|I have long
been fascinated by the Fibonacci sequence, which has connections
throughout the history of art, ancient Greece, nature, music,
and science: in fact, just about anywhere you look. The sequence
is named after an Italian mathematician who described the sequence
in the thirteenth century.
of the Fibonacci sequence:
- each number is the sum of the previous
- the ratio of each consecutive 2 numbers
(called Phi and pronounced "fee")
is near .618, but like Pi is an
irrational number, i.e. the digits go on forever without
- Phi: that number .618
(or rounded off to .62 or .6 or 60%) is often called the
Golden Ratio, the Golden Mean, or the Golden Proportion,
and it has often been suggested that the golden ratio might
be an underlying explanation for what is aesthetically pleasing:
both in a natural object and in an artistic masterpiece.
- Dynamic Symmetry: when
you use the Golden or Fibonacci proportion to divide something
(anything!), the ratio of the small part to the large
part is the same as the ratio of the large part
to the whole. [Euclid called
this "extreme and mean ratio."] Thus an
object using the golden ratio can be said to have "dynamic
symmetry", having both variety and unity, i.e. it is
interesting AND goes together as as whole.
Just a few of the places you might stumble across the Fibonacci
- pattern of seeds in a sunflower:
55 rows of seeds spiral in one direction,
89 in the other.
- pinecones: 8 rows
of bracts spiral in one direction, 13
in the other.
- many flowers have a fibonacci
number of petals: Iris 3, Buttercup
5, Cosmo 8, Daisies
13 and 21. There are
sunflowers with 34, 55
and even 89 petals!
- This all arises from the dynamics
of plant growth which leads to the most efficient spacing
of leaves and seeds.
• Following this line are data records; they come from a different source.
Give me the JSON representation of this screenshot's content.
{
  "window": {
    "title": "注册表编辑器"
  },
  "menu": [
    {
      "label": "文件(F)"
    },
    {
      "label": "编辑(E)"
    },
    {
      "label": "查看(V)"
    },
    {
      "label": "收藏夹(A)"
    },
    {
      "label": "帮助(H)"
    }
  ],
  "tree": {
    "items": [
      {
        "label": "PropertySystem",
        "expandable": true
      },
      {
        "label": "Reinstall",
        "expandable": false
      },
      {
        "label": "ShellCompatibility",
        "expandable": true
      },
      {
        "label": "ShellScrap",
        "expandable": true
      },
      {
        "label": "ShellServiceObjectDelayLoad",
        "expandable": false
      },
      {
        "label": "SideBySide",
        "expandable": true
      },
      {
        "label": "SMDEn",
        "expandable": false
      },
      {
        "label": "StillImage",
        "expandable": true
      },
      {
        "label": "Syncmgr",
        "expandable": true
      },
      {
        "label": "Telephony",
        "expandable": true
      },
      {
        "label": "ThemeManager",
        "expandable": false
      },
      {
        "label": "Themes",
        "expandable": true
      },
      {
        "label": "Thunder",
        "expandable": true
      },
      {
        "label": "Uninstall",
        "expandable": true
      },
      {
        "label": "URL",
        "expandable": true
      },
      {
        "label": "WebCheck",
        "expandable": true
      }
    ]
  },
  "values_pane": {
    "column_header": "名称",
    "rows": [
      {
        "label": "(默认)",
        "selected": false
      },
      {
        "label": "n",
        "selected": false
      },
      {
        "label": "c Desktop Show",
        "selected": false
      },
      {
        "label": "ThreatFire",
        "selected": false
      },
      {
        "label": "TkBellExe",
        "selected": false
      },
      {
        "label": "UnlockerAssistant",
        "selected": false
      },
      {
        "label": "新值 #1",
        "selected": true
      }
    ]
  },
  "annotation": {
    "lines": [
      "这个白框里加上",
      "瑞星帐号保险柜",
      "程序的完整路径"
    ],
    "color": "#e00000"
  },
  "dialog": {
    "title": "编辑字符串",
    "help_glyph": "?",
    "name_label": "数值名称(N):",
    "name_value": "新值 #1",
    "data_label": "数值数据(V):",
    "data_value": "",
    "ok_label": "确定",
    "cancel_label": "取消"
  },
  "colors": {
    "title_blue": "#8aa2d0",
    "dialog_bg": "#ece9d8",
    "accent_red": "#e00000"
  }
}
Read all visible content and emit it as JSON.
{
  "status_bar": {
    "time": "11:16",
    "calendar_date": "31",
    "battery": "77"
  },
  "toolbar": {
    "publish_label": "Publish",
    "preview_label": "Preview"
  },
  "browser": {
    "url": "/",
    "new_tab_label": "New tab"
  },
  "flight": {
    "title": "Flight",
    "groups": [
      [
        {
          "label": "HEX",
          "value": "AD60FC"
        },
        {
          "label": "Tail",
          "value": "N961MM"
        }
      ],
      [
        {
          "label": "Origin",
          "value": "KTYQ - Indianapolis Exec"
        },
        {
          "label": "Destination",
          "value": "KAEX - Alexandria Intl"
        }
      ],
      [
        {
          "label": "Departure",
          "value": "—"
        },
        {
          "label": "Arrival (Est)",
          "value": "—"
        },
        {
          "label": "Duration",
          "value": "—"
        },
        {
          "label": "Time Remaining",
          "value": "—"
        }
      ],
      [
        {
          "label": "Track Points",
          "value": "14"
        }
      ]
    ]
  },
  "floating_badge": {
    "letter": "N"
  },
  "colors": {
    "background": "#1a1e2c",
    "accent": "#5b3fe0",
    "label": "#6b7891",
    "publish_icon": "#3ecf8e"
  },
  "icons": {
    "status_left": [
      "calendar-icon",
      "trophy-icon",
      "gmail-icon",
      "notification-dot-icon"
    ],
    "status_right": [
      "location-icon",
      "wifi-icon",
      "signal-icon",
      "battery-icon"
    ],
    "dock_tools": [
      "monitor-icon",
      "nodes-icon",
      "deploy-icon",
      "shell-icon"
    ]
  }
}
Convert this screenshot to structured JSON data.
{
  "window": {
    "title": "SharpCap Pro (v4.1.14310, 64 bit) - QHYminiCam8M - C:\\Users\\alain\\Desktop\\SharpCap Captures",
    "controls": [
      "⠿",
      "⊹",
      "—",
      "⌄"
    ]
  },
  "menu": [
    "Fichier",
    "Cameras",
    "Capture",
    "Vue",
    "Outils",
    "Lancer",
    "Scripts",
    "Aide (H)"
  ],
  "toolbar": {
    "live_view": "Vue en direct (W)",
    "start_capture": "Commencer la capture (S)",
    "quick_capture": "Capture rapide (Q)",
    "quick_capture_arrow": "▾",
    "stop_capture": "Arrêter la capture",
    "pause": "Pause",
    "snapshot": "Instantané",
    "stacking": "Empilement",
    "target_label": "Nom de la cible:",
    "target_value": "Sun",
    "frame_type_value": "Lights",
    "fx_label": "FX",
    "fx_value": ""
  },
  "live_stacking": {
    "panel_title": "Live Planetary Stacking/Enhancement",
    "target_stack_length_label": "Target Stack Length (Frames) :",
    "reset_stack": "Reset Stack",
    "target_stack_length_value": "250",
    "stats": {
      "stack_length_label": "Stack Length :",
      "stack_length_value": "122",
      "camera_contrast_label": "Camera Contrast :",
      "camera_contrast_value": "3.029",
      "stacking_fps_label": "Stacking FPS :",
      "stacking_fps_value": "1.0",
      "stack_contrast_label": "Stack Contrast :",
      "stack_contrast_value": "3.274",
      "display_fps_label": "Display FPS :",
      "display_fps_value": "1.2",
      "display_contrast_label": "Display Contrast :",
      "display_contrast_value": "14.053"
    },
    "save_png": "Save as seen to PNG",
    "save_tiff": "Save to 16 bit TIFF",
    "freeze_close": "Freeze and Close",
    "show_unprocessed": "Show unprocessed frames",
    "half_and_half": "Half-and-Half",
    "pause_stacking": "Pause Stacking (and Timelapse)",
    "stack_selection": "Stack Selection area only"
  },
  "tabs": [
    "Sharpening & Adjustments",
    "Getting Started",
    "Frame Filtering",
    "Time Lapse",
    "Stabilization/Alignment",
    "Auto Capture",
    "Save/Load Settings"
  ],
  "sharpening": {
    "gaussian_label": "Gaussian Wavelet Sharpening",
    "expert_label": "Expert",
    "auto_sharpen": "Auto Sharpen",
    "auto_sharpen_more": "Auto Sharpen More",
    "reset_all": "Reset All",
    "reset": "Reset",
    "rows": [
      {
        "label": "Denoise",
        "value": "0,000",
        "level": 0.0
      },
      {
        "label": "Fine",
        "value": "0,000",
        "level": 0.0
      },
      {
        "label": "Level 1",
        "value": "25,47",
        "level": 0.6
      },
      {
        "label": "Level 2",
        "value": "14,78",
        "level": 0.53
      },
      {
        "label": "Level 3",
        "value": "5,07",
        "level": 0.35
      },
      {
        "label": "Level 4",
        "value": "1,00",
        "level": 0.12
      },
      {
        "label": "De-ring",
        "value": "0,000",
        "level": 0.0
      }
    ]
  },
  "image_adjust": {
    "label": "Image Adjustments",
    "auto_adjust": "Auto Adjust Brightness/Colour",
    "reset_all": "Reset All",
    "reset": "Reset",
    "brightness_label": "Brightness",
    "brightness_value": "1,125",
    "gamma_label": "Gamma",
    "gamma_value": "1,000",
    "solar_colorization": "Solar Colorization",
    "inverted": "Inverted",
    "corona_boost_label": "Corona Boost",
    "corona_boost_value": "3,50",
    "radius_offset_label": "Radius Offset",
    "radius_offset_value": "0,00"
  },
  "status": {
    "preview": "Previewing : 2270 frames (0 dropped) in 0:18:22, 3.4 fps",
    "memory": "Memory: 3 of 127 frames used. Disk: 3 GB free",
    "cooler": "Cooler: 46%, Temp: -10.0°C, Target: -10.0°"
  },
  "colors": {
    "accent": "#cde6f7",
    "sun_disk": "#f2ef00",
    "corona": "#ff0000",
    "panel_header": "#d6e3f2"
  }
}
It
turns out that this spacing is based on the angle 137.5,
the 360 degrees of a circle times the fibonacci
proportion. This is sometimes called the golden
- 5 black keys
- 8 white keys
- 13 keys in
an octave: these 13 notes make up the
- Some say the major sixth chord
is "the one our ears like best": The note
E vibrates at a ratio of .62 to note
- The Human Body
- The ratio of the length of
the each finger bone is .62 to the
length of the next finger bone.
- To the Greeks, for a perfectly
proportioned body, the ratio of the height of the navel
to the total height of
the body should equal the Golden Ratio (.62).
- Architecture, Art, and History:
- The Great Pyramid and the Parthenon
can be shown to demonstrate the Fibonacci proportion.
- Mondrian used the Fibonacci
proportion in his art
- Leonardo da Vinci called it
the "divine proportion"
- Limerick: 5
lines with 13 beats, grouped in 3's
- Virgil's Aeneid is a far more
- the ratio of the side of
a regular pentagon to a diagonal is .62
- the point where two diagonals
cross divides them into segments of the fibonacci
proportion to each other.
|I use Fibonacci
numbers, or at least the Fibonacci proportion
(Golden proportion, .618, rounded to 60%)
frequently: in the proportion of one color to another, in the
size of stripes, in the size of borders, in the ratio of width
to height in rectangular quilts, etc. But these 3 quilts were
specifically made using Fibonacci numbers: Frank
Lloyd Fibonacci, Molto Fibonacci,
and Hidden Fibonacci. All three demonstrate
many uses of fibonacci: click on the images for more details.
67" x 96"
39" x 65"
23" x 32"
- Ball, P: The Self-Made Tapestry: Pattern formation in
nature. Oxford 1999. ISBN 0-19-850244-3.
- The Fibonacci
- Garland, TH: Fibonacci Numbers in Nature (poster):
Dale Seymour Publications, 1988. ISBN 0-86651-454-6.
- Glyka, M: The Geometry of Art and Life. Dover
1977. ISBN 0-486-23542-4.
Huntley, HE: The Divine Proportion: A Study in Mathematical
Beauty. Dover 1970. ISBN 0-486-22254-3.
- Knott, Ron: Surrey University, UK
multimedia website on the Fibonacci numbers, the Golden section
and the Golden string.
- Livio, Mario: The Golden Ratio: The Story of PHI, the
World's Most Astonishing Number. Broadway 2003. ISBN:
- Stewart, I: Life’s Other Secret: The New Mathematics
of the Living World. Wiley 1998. ISBN 0-471-15845-3.
- Stewart, I: What Shape is a Snowflake? Freeman
2001. ISBN 0-7161-4794-4.
- Willis, D: The Sand Dollar and the Slide Rule: Drawing
Blueprints from Nature. Addison-Wesley 1995. ISBN 0-201-48831-0.